TO DO: Take every line containing "title" out of the records.

EXCERPTED RECORDS:
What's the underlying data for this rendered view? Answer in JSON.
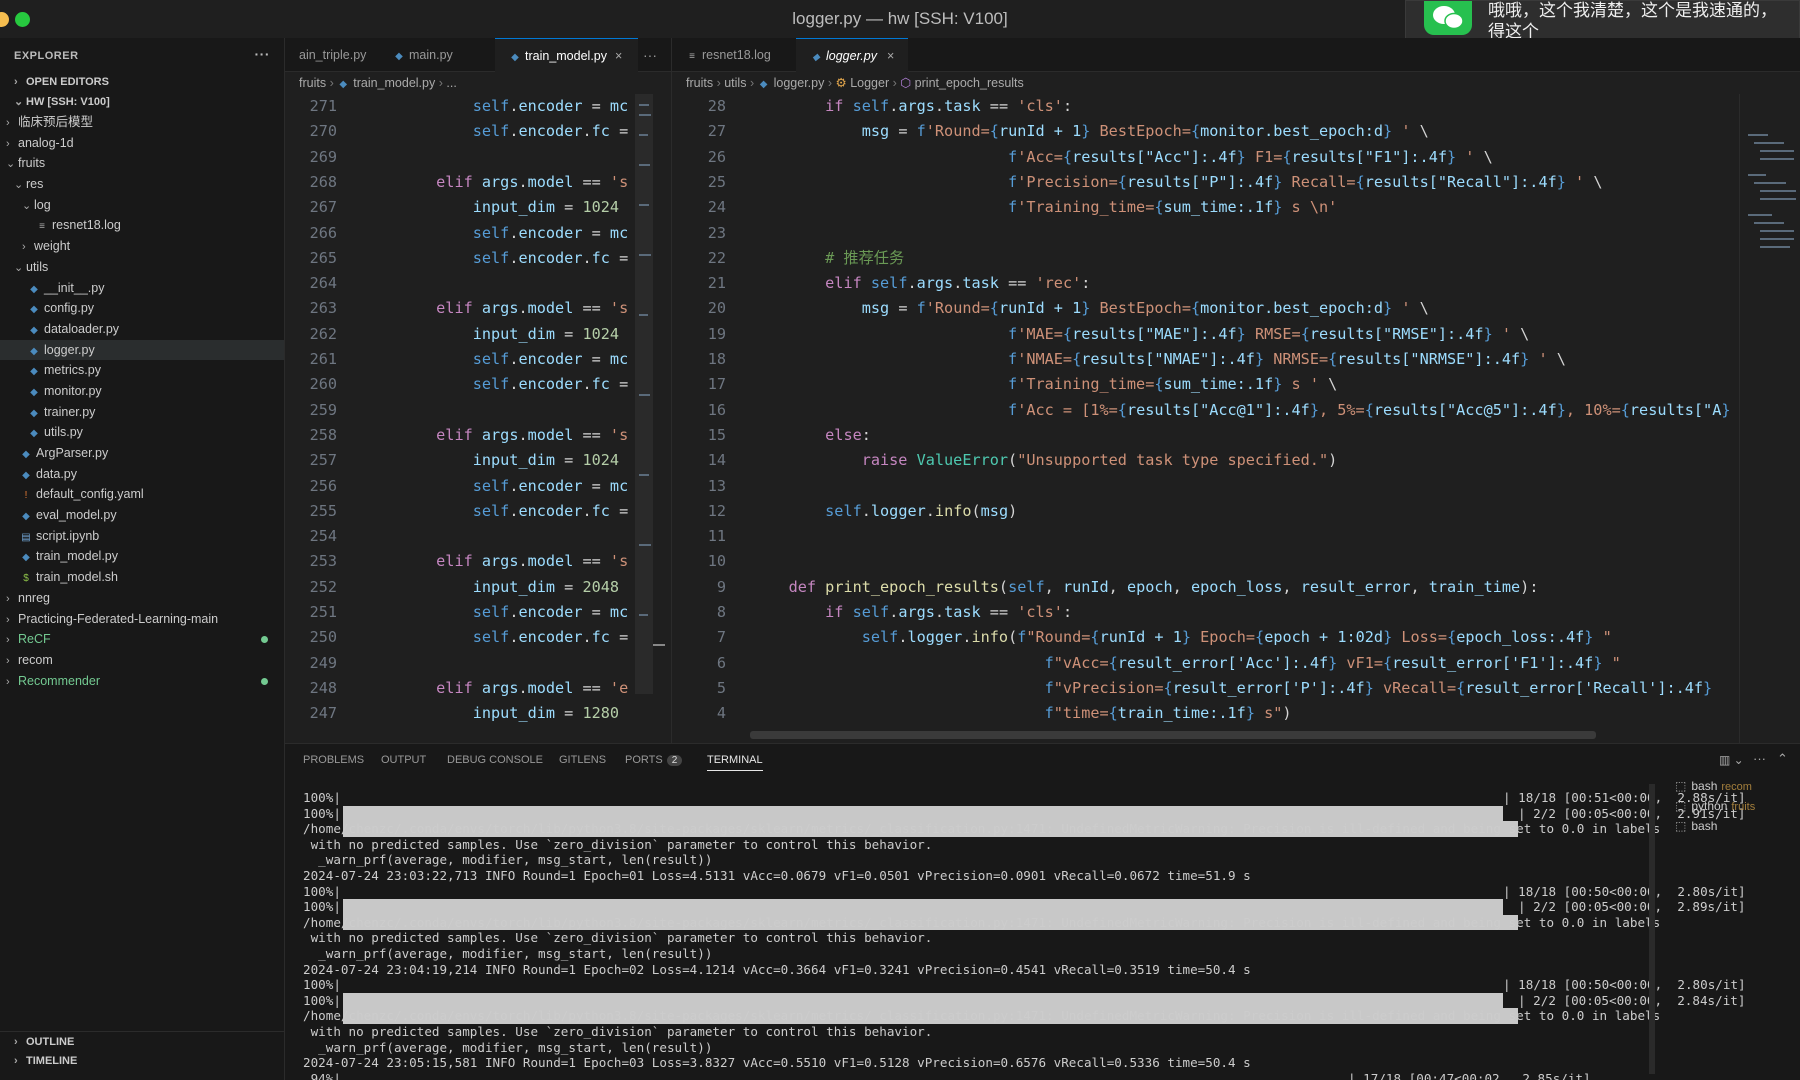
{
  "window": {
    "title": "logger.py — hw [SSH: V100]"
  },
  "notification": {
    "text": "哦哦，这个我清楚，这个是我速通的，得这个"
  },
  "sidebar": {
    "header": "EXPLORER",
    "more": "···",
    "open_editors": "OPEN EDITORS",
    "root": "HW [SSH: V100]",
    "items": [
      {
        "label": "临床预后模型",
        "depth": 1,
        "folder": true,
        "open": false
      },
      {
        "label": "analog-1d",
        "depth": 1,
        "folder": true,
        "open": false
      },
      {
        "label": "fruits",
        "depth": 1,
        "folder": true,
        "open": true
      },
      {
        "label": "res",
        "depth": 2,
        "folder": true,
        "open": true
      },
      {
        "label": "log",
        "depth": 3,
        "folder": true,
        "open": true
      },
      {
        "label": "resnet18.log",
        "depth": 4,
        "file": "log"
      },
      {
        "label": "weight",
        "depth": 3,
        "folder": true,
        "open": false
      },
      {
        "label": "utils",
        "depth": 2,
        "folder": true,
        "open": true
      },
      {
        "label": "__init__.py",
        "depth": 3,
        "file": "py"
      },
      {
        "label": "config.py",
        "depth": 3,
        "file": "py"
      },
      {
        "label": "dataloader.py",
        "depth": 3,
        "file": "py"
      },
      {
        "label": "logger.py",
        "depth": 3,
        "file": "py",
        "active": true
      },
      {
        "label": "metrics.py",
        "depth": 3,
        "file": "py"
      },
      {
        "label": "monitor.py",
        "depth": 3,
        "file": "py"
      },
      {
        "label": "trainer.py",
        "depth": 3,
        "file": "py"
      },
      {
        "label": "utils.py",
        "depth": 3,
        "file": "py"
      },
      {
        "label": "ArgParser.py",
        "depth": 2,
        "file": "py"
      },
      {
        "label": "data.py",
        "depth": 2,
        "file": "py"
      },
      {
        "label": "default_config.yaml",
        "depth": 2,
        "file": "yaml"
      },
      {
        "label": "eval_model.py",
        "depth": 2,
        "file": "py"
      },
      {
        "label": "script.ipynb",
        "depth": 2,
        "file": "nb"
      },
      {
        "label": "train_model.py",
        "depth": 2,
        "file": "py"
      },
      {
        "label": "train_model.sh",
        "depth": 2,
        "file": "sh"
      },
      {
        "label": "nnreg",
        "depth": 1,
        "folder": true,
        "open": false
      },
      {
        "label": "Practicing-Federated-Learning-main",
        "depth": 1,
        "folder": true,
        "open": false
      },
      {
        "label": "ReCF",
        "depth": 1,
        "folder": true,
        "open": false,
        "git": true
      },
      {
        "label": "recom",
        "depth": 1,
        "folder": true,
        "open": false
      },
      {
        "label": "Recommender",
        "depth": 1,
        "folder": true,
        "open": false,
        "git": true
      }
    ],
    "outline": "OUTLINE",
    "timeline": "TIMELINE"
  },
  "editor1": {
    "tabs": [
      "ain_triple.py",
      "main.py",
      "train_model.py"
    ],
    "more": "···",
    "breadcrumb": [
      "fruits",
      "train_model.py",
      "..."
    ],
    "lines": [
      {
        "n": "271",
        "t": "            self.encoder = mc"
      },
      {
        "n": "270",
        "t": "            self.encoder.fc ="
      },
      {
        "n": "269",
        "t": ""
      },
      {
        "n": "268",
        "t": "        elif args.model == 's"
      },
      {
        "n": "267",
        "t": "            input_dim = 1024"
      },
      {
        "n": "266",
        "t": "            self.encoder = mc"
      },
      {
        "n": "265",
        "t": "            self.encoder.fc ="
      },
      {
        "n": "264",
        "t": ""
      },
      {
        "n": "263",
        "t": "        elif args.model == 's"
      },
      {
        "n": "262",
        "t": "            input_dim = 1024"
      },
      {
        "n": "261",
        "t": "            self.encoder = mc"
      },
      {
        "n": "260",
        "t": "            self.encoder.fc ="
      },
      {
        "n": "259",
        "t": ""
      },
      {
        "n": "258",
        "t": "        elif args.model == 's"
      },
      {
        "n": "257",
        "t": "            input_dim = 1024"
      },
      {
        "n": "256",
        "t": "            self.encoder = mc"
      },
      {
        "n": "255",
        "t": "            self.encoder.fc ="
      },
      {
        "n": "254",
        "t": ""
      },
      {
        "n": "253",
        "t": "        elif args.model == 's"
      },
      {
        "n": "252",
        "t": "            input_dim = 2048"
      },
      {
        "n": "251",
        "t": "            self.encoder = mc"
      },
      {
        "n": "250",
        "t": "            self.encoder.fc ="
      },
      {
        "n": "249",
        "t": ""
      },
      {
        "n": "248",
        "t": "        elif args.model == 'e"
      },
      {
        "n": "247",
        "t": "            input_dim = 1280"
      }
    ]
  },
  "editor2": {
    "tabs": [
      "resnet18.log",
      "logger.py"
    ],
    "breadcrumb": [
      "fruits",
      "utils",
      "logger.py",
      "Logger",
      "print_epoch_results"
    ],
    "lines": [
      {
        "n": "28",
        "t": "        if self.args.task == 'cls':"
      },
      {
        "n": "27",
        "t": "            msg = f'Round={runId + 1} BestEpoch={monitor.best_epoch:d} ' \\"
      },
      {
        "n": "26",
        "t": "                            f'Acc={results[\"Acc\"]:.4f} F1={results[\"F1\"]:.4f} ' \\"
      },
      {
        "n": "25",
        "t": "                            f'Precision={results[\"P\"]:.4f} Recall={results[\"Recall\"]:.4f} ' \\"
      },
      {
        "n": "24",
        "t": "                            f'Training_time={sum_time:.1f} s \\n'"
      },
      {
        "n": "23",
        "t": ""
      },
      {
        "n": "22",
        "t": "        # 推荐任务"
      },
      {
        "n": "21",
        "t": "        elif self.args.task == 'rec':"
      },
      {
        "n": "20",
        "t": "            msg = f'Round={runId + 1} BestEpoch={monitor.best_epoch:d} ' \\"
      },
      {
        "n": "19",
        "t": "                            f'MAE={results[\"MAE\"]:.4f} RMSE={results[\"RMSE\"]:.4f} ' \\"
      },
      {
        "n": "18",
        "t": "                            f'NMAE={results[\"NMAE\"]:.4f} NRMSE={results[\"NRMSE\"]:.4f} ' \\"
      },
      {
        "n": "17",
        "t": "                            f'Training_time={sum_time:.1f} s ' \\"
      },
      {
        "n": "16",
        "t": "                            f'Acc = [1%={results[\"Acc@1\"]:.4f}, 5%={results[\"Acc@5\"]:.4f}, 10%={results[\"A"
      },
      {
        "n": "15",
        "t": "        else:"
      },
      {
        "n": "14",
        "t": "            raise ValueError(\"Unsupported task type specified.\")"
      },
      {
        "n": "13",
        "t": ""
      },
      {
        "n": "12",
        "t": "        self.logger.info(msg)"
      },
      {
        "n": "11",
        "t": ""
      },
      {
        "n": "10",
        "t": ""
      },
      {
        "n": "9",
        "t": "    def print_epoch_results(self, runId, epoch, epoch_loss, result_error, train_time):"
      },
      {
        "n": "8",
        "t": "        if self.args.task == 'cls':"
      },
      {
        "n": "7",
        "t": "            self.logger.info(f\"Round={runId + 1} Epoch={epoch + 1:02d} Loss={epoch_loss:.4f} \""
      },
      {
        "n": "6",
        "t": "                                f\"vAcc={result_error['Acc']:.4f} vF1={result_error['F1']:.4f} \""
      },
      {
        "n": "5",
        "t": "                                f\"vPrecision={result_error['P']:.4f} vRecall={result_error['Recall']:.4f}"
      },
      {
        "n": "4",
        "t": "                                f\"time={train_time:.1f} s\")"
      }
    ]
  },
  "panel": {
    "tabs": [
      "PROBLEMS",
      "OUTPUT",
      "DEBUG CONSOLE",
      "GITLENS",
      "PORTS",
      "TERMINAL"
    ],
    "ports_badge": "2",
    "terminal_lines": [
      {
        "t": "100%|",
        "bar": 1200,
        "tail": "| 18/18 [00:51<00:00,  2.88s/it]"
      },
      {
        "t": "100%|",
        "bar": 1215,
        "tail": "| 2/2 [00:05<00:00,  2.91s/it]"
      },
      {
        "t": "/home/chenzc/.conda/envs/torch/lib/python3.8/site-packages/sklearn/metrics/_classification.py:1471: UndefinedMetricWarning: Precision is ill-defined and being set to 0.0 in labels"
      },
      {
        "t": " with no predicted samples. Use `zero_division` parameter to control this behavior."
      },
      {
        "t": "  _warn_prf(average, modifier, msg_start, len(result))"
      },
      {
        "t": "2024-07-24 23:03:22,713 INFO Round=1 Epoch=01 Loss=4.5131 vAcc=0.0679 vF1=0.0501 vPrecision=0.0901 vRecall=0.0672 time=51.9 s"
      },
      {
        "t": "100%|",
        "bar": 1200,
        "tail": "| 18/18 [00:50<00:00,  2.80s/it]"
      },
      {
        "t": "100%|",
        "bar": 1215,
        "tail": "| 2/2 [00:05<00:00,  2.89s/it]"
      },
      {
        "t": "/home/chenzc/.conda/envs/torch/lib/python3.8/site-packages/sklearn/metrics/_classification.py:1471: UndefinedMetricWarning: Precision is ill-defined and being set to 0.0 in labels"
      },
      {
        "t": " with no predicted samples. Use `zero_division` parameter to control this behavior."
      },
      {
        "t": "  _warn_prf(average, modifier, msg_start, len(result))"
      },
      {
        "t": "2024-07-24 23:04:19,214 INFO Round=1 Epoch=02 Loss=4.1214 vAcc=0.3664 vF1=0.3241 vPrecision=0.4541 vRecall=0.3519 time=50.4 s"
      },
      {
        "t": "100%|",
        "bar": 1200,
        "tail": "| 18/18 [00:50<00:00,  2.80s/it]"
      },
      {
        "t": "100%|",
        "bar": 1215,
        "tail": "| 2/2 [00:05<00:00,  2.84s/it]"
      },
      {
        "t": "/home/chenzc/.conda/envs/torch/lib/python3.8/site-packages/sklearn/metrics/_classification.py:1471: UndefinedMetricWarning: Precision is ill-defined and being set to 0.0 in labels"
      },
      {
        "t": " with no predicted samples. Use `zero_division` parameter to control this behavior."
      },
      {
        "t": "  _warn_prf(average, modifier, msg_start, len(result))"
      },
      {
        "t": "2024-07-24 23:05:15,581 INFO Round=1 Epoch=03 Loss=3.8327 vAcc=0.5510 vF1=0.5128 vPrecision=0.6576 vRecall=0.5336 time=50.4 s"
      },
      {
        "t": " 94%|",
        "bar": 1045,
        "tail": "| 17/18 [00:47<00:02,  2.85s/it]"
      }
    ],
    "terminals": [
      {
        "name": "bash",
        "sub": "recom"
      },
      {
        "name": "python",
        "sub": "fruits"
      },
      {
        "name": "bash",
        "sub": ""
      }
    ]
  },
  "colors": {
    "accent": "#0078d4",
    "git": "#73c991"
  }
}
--
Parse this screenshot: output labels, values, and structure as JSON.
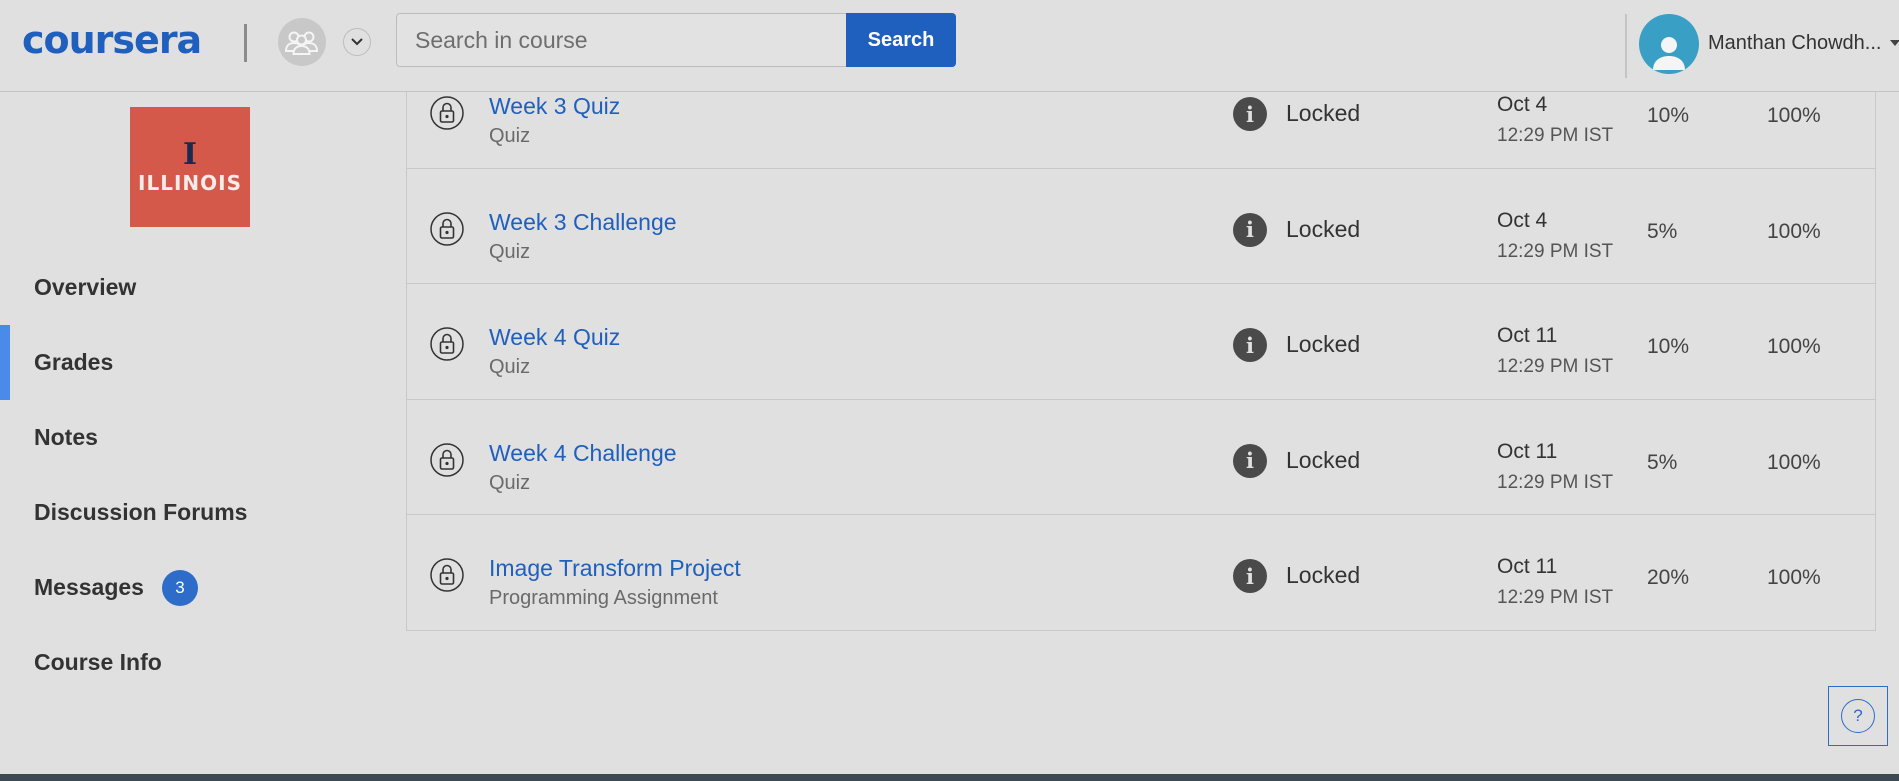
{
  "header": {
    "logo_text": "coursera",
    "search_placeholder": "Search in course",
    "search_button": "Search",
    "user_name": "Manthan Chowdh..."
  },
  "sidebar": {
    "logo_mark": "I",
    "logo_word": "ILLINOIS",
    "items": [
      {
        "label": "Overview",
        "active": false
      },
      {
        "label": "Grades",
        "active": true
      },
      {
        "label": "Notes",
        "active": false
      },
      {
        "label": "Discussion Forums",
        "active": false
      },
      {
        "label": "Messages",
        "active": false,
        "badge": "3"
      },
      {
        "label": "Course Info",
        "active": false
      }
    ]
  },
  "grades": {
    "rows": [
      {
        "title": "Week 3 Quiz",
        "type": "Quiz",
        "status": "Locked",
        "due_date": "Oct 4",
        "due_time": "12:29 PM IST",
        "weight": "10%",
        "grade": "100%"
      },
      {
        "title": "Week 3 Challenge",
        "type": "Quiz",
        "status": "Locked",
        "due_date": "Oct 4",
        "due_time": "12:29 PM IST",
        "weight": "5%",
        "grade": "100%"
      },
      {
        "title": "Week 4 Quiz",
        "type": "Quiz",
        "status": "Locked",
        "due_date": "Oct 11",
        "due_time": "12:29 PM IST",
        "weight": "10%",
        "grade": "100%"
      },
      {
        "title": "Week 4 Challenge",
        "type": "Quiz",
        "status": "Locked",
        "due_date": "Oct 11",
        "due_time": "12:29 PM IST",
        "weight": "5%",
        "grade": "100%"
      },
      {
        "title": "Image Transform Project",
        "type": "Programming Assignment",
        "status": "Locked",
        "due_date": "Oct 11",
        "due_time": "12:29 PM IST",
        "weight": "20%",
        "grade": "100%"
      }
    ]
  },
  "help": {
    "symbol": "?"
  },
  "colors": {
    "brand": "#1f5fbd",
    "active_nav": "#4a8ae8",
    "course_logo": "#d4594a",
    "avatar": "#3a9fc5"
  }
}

YOUR RESPONSE:
    "title": "logger.py — hw [SSH: V100]"
        "title": "Week 3 Quiz",
        "title": "Week 3 Challenge",
        "title": "Week 4 Quiz",
        "title": "Week 4 Challenge",
        "title": "Image Transform Project",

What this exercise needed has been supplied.